As we thought about waters flowing from, to, and through bodies, we thought of poisoned waters, bodies that poison, bodies that are poisoned, and our responsibilities as carriers of water. Merritt Johnson feels and tastes the sadness of poisoned water. She brings herself into contact with it, wipes the poison away from her face, which sticks to her not unlike the indigo on Erika’s hands. What does the sickness of water taste like? How do we recognize that her trouble is our trouble?
I stumbled across Merritt’s video “Exorcising America: Water Safety Exercises” online a few years ago and it has haunted me since. She puts her body on the line as filter, taking the poison into herself in order to pull it from the water. We cannot think about water now without thinking about the harm being poured into it by the short-sighted machinations of petro-capitalism—an externality transformed by Merritt into an internality, a reality felt in the body. [LH]

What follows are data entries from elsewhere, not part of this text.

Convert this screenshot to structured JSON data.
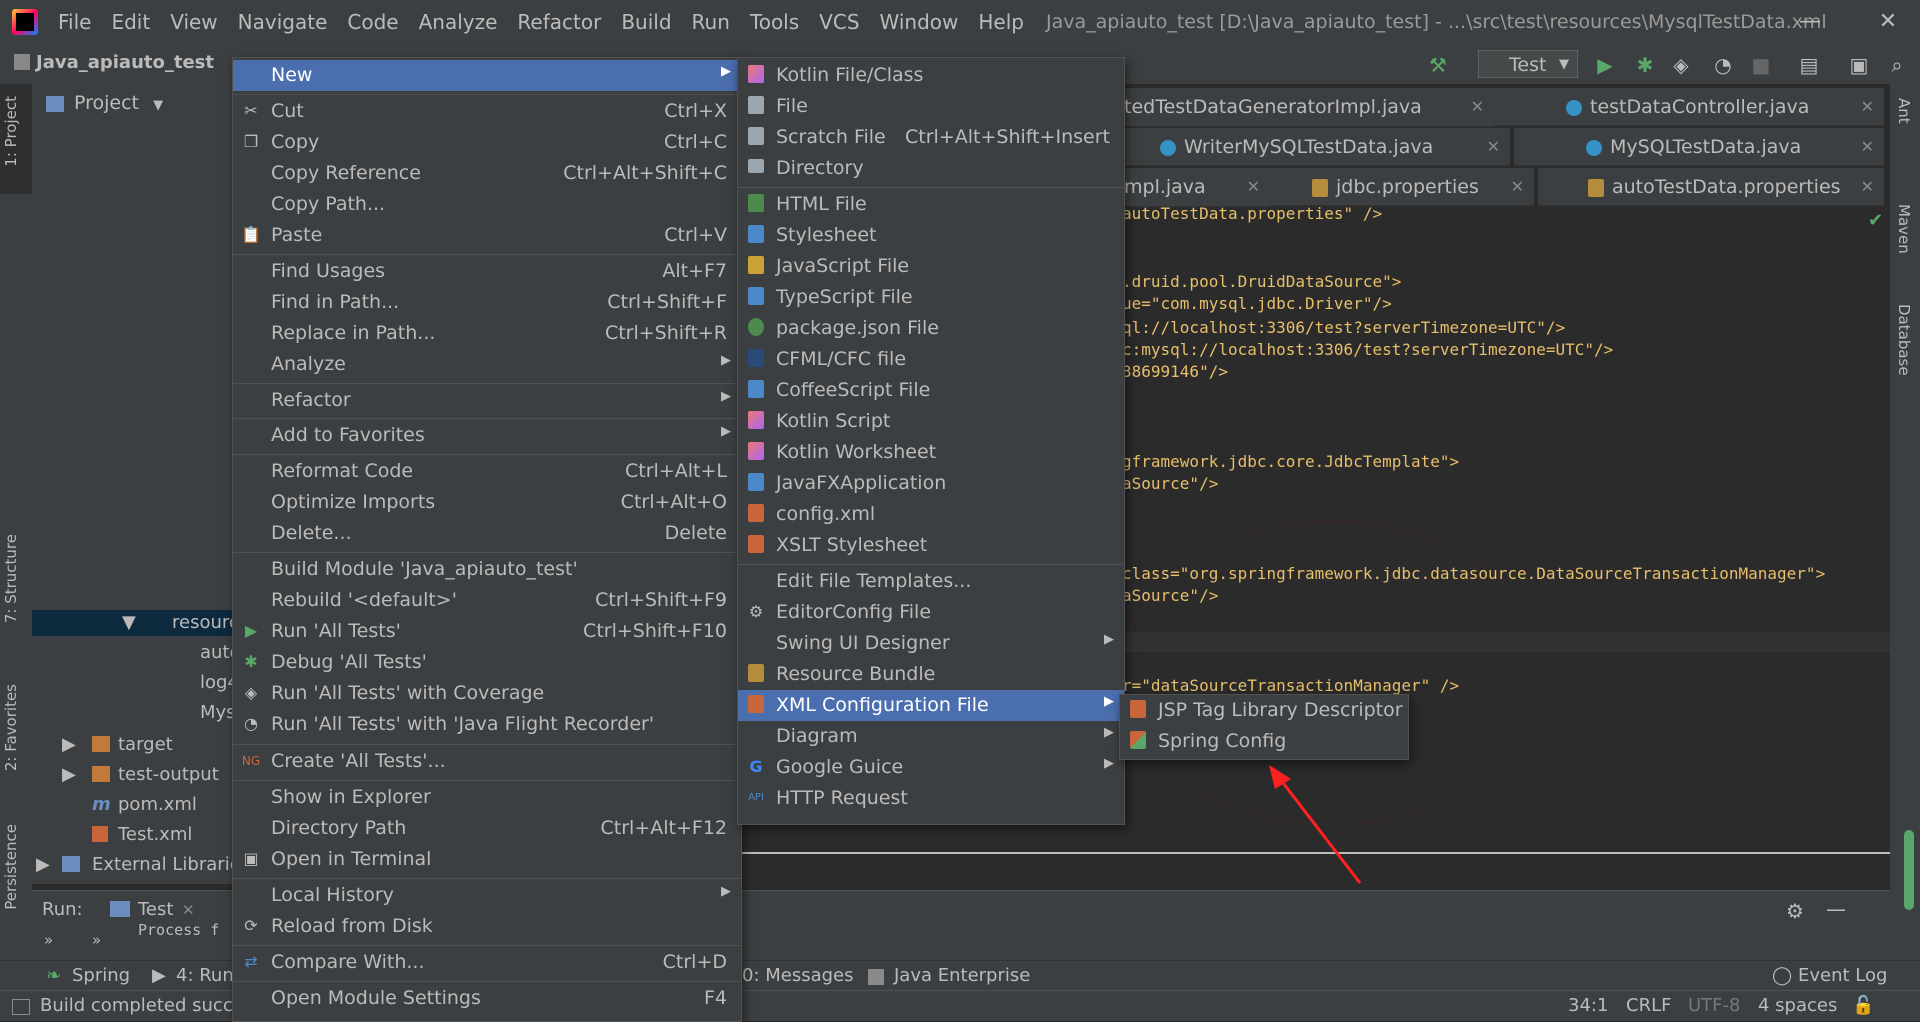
{
  "menubar": {
    "items": [
      "File",
      "Edit",
      "View",
      "Navigate",
      "Code",
      "Analyze",
      "Refactor",
      "Build",
      "Run",
      "Tools",
      "VCS",
      "Window",
      "Help"
    ],
    "window_title": "Java_apiauto_test [D:\\Java_apiauto_test] - ...\\src\\test\\resources\\MysqlTestData.xml"
  },
  "navbar": {
    "project": "Java_apiauto_test",
    "run_config": "Test"
  },
  "left_strip": {
    "project": "1: Project",
    "structure": "7: Structure",
    "favorites": "2: Favorites",
    "persistence": "Persistence"
  },
  "right_strip": {
    "ant": "Ant",
    "maven": "Maven",
    "database": "Database"
  },
  "project_panel": {
    "header": "Project",
    "rows": [
      "resourc",
      "auto",
      "log4",
      "Mys",
      "target",
      "test-output",
      "pom.xml",
      "Test.xml",
      "External Librarie"
    ]
  },
  "tabs": {
    "row1": [
      "tedTestDataGeneratorImpl.java",
      "testDataController.java"
    ],
    "row2": [
      "WriterMySQLTestData.java",
      "MySQLTestData.java"
    ],
    "row3": [
      "mpl.java",
      "jdbc.properties",
      "autoTestData.properties"
    ]
  },
  "code": {
    "l1": "autoTestData.properties\" />",
    "l2": ".druid.pool.DruidDataSource\">",
    "l3": "ue=\"com.mysql.jdbc.Driver\"/>",
    "l4": "ql://localhost:3306/test?serverTimezone=UTC\"/>",
    "l5": "c:mysql://localhost:3306/test?serverTimezone=UTC\"/>",
    "l6": "38699146\"/>",
    "l7": "gframework.jdbc.core.JdbcTemplate\">",
    "l8": "aSource\"/>",
    "l9": "class=\"org.springframework.jdbc.datasource.DataSourceTransactionManager\">",
    "l10": "aSource\"/>",
    "l11": "r=\"dataSourceTransactionManager\" />"
  },
  "context_menu": {
    "new": "New",
    "cut": "Cut",
    "cut_sc": "Ctrl+X",
    "copy": "Copy",
    "copy_sc": "Ctrl+C",
    "copy_ref": "Copy Reference",
    "copy_ref_sc": "Ctrl+Alt+Shift+C",
    "copy_path": "Copy Path...",
    "paste": "Paste",
    "paste_sc": "Ctrl+V",
    "find_usages": "Find Usages",
    "find_usages_sc": "Alt+F7",
    "find_in_path": "Find in Path...",
    "find_in_path_sc": "Ctrl+Shift+F",
    "replace_in_path": "Replace in Path...",
    "replace_in_path_sc": "Ctrl+Shift+R",
    "analyze": "Analyze",
    "refactor": "Refactor",
    "add_fav": "Add to Favorites",
    "reformat": "Reformat Code",
    "reformat_sc": "Ctrl+Alt+L",
    "optimize": "Optimize Imports",
    "optimize_sc": "Ctrl+Alt+O",
    "delete": "Delete...",
    "delete_sc": "Delete",
    "build_module": "Build Module 'Java_apiauto_test'",
    "rebuild": "Rebuild '<default>'",
    "rebuild_sc": "Ctrl+Shift+F9",
    "run_all": "Run 'All Tests'",
    "run_all_sc": "Ctrl+Shift+F10",
    "debug_all": "Debug 'All Tests'",
    "run_cov": "Run 'All Tests' with Coverage",
    "run_jfr": "Run 'All Tests' with 'Java Flight Recorder'",
    "create_all": "Create 'All Tests'...",
    "show_explorer": "Show in Explorer",
    "dir_path": "Directory Path",
    "dir_path_sc": "Ctrl+Alt+F12",
    "open_terminal": "Open in Terminal",
    "local_history": "Local History",
    "reload": "Reload from Disk",
    "compare": "Compare With...",
    "compare_sc": "Ctrl+D",
    "module_settings": "Open Module Settings",
    "module_settings_sc": "F4"
  },
  "new_menu": {
    "kotlin_class": "Kotlin File/Class",
    "file": "File",
    "scratch": "Scratch File",
    "scratch_sc": "Ctrl+Alt+Shift+Insert",
    "directory": "Directory",
    "html": "HTML File",
    "stylesheet": "Stylesheet",
    "js": "JavaScript File",
    "ts": "TypeScript File",
    "package_json": "package.json File",
    "cfml": "CFML/CFC file",
    "coffee": "CoffeeScript File",
    "kotlin_script": "Kotlin Script",
    "kotlin_worksheet": "Kotlin Worksheet",
    "javafx": "JavaFXApplication",
    "config_xml": "config.xml",
    "xslt": "XSLT Stylesheet",
    "edit_templates": "Edit File Templates...",
    "editorconfig": "EditorConfig File",
    "swing": "Swing UI Designer",
    "resource_bundle": "Resource Bundle",
    "xml_config": "XML Configuration File",
    "diagram": "Diagram",
    "guice": "Google Guice",
    "http": "HTTP Request"
  },
  "xml_menu": {
    "jsp_tld": "JSP Tag Library Descriptor",
    "spring_config": "Spring Config"
  },
  "run_panel": {
    "label": "Run:",
    "tab": "Test",
    "output": "Process f"
  },
  "bottom_tabs": {
    "spring": "Spring",
    "run": "4: Run",
    "messages": "0: Messages",
    "java_ee": "Java Enterprise",
    "event_log": "Event Log"
  },
  "statusbar": {
    "message": "Build completed succe",
    "pos": "34:1",
    "line_sep": "CRLF",
    "encoding": "UTF-8",
    "indent": "4 spaces"
  },
  "colors": {
    "accent": "#4b6eaf",
    "background": "#2b2b2b",
    "panel": "#3c3f41",
    "arrow": "#ff2020"
  }
}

As Merritt brings herself to the water to suck poison away, Anne Riley brings herself to the waters she crosses on her journey home so that she can meet them, dipping her hair at each encounter. The sympathies between the gestures of these two indigenous women are impossible to ignore. One pulls her hair away from the toxic water while the other moves to absorb river water—perhaps pulling her hair forward in a similar but opposite motion.
Anne and I became friends during an artist residency in Australia, where I first encountered her work around water and how we meet it with our bodies. Her work “Where Rivers Meet” speaks of return and what it means to greet the body of water that flowed through your ancestors. In this performance she works through her body to bring herself into relation with the rivers she meets. There is a beautiful exchange: body, as hair, becomes part of the body of water; the body of water is revealed as human mother. [LH]

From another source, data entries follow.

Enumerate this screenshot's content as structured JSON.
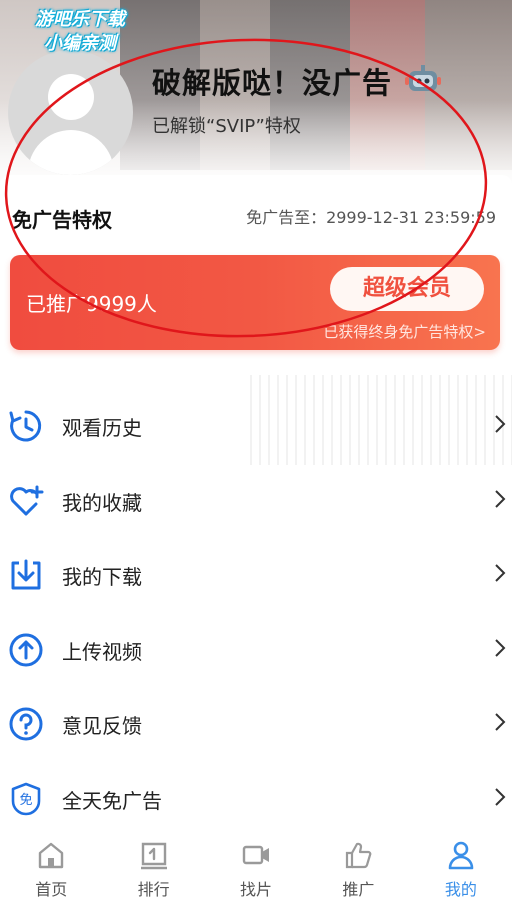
{
  "watermark": {
    "line1": "游吧乐下载",
    "line2": "小编亲测"
  },
  "profile": {
    "name": "破解版哒！没广告",
    "subtitle": "已解锁“SVIP”特权"
  },
  "privilege": {
    "title": "免广告特权",
    "expiry": "免广告至：2999-12-31 23:59:59"
  },
  "promo": {
    "count_text": "已推广9999人",
    "button_label": "超级会员",
    "note": "已获得终身免广告特权>"
  },
  "menu": {
    "items": [
      {
        "label": "观看历史",
        "icon": "history-icon"
      },
      {
        "label": "我的收藏",
        "icon": "heart-plus-icon"
      },
      {
        "label": "我的下载",
        "icon": "download-icon"
      },
      {
        "label": "上传视频",
        "icon": "upload-icon"
      },
      {
        "label": "意见反馈",
        "icon": "question-icon"
      },
      {
        "label": "全天免广告",
        "icon": "ad-free-icon"
      }
    ]
  },
  "nav": {
    "items": [
      {
        "label": "首页",
        "icon": "home-icon",
        "active": false
      },
      {
        "label": "排行",
        "icon": "ranking-icon",
        "active": false
      },
      {
        "label": "找片",
        "icon": "video-icon",
        "active": false
      },
      {
        "label": "推广",
        "icon": "thumbs-up-icon",
        "active": false
      },
      {
        "label": "我的",
        "icon": "person-icon",
        "active": true
      }
    ]
  },
  "colors": {
    "accent": "#3a8fe8",
    "promo_red": "#f04c3f",
    "icon_blue": "#1f6fe0",
    "annotation_red": "#e0161b"
  }
}
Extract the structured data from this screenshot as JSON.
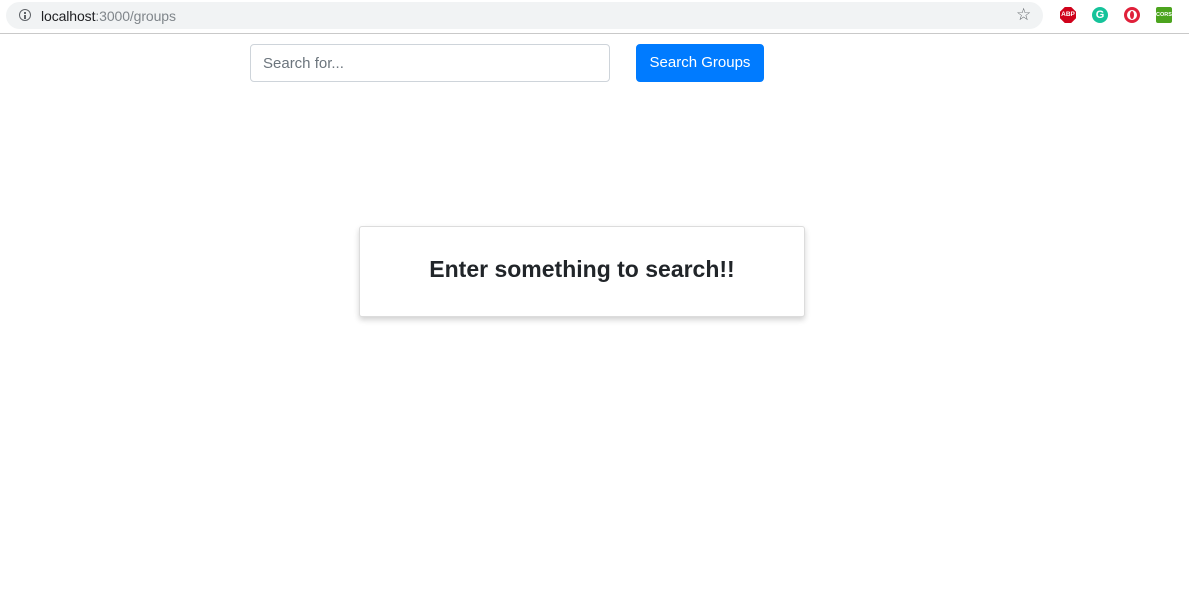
{
  "browser": {
    "url_host": "localhost",
    "url_path": ":3000/groups",
    "extensions": {
      "abp_label": "ABP",
      "grammarly_label": "G",
      "cors_label": "CORS"
    }
  },
  "search": {
    "placeholder": "Search for...",
    "value": "",
    "button_label": "Search Groups"
  },
  "message": {
    "text": "Enter something to search!!"
  },
  "colors": {
    "primary": "#007bff",
    "text": "#212529"
  },
  "icons": {
    "info": "info-icon",
    "bookmark": "star-icon",
    "adblock": "adblock-plus-icon",
    "grammarly": "grammarly-icon",
    "opera": "opera-icon",
    "cors": "cors-icon"
  }
}
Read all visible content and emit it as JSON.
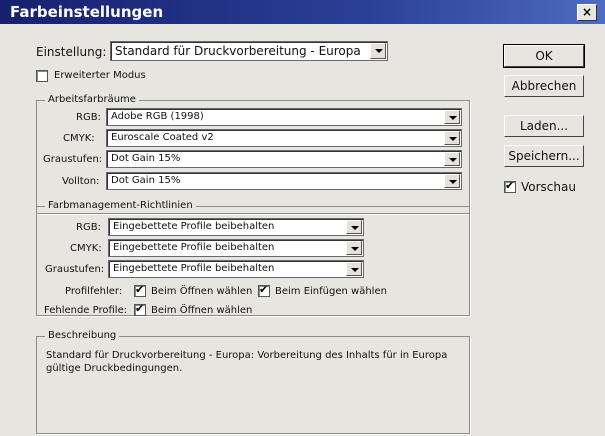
{
  "window": {
    "title": "Farbeinstellungen",
    "close_glyph": "×"
  },
  "einstellung": {
    "label": "Einstellung:",
    "value": "Standard für Druckvorbereitung - Europa"
  },
  "erweiterter_modus": {
    "label": "Erweiterter Modus",
    "checked": false
  },
  "arbeitsfarbraeume": {
    "title": "Arbeitsfarbräume",
    "rows": [
      {
        "label": "RGB:",
        "value": "Adobe RGB (1998)"
      },
      {
        "label": "CMYK:",
        "value": "Euroscale Coated v2"
      },
      {
        "label": "Graustufen:",
        "value": "Dot Gain 15%"
      },
      {
        "label": "Vollton:",
        "value": "Dot Gain 15%"
      }
    ]
  },
  "richtlinien": {
    "title": "Farbmanagement-Richtlinien",
    "rows": [
      {
        "label": "RGB:",
        "value": "Eingebettete Profile beibehalten"
      },
      {
        "label": "CMYK:",
        "value": "Eingebettete Profile beibehalten"
      },
      {
        "label": "Graustufen:",
        "value": "Eingebettete Profile beibehalten"
      }
    ],
    "profilfehler_label": "Profilfehler:",
    "beim_oeffnen_waehlen": "Beim Öffnen wählen",
    "beim_einfuegen_waehlen": "Beim Einfügen wählen",
    "fehlende_profile_label": "Fehlende Profile:",
    "fehlende_beim_oeffnen_waehlen": "Beim Öffnen wählen"
  },
  "beschreibung": {
    "title": "Beschreibung",
    "text_line1": "Standard für Druckvorbereitung - Europa:  Vorbereitung des Inhalts für in Europa",
    "text_line2": "gültige Druckbedingungen."
  },
  "buttons": {
    "ok": "OK",
    "abbrechen": "Abbrechen",
    "laden": "Laden...",
    "speichern": "Speichern..."
  },
  "vorschau": {
    "label": "Vorschau",
    "checked": true
  }
}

Anne’s work makes us think about what we carry within ourselves: waters, histories, relationships...body as a kind of carrying bag. Barry’s “Bandelier for Nibi” is also a carrying bag. Here, it is meant for water, conceptually of course. Built with electronic components it responds in stillness, perhaps asking us to better communicate about what water means, what she needs, how we carry and care for her. The exhibition too was made to be a kind of carrying bag, where the works can meet each other in their own ways. We tell the exhibition story as though it’s linear but it wasn’t. We worked like water, meandering slowly until it all came together.

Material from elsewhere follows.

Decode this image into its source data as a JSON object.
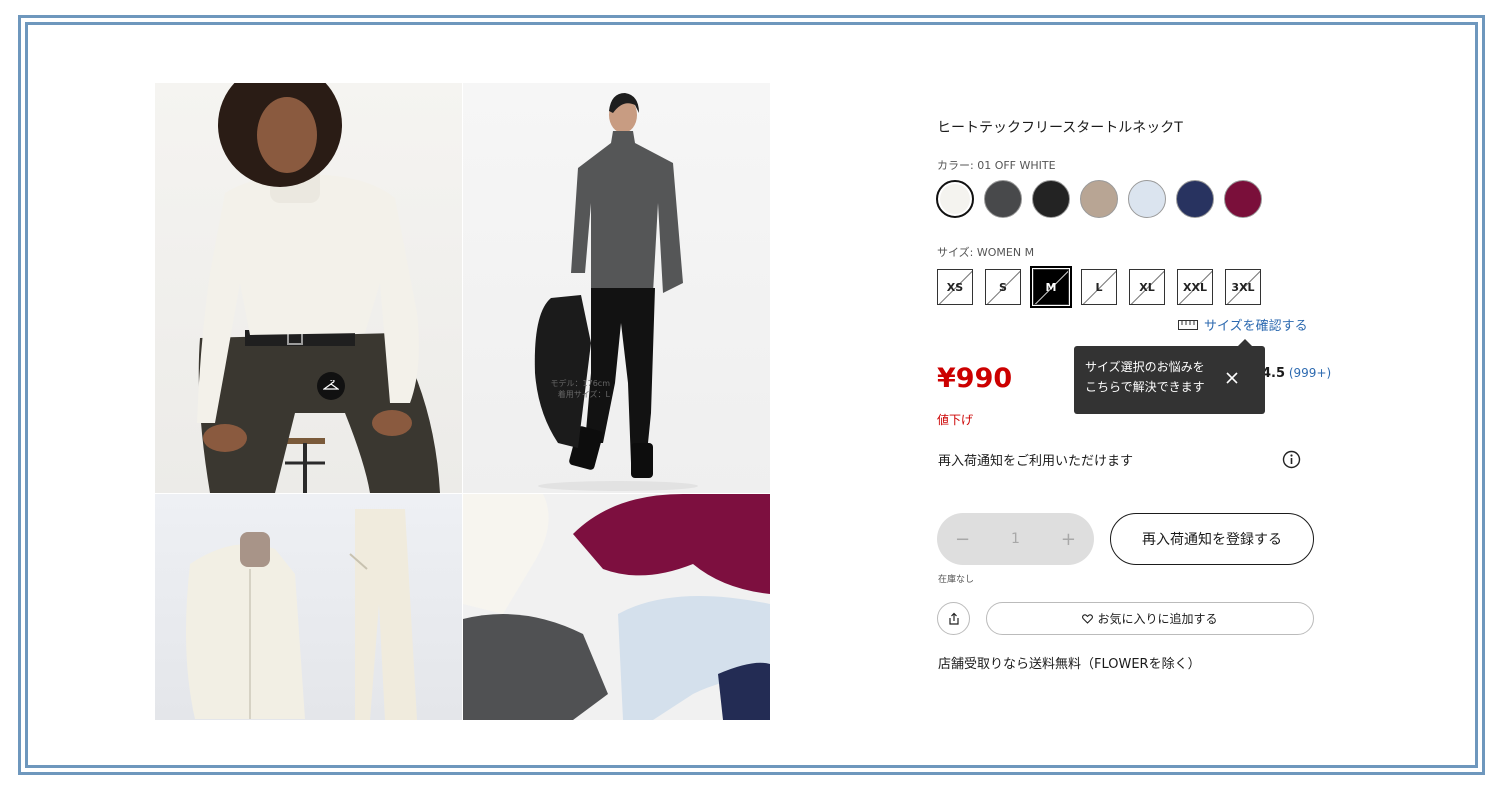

We choreographed this show so that all the voices are heard and no one speaks on top of others, so that there is space to be with each work. Those who have audible, directional works play one at a time. For the others who have gestures, objects, or non-audible words—like the text version of Anne’s intimate performative work—they exist in relationship to each other throughout as the show plays out. At all times we are in the presence of the honour blankets. They wrap not around us, but onto themselves. Holding a shape of an invisible boat within them. Caring and loving. And when we arrive with Lindsay through meditation created by waves we are brought back to the ocean only to be washed ashore as we know the tides will move out once again and we are left to consider how do we move next. What traces will be left behind us, our bodies of water.
Lisa Hirmer & Iga Janik
Opening Reception: Body of Waters
Idea Exchange, Queen's Square
Friday July 12, 2019 7:00 - 9:00 PM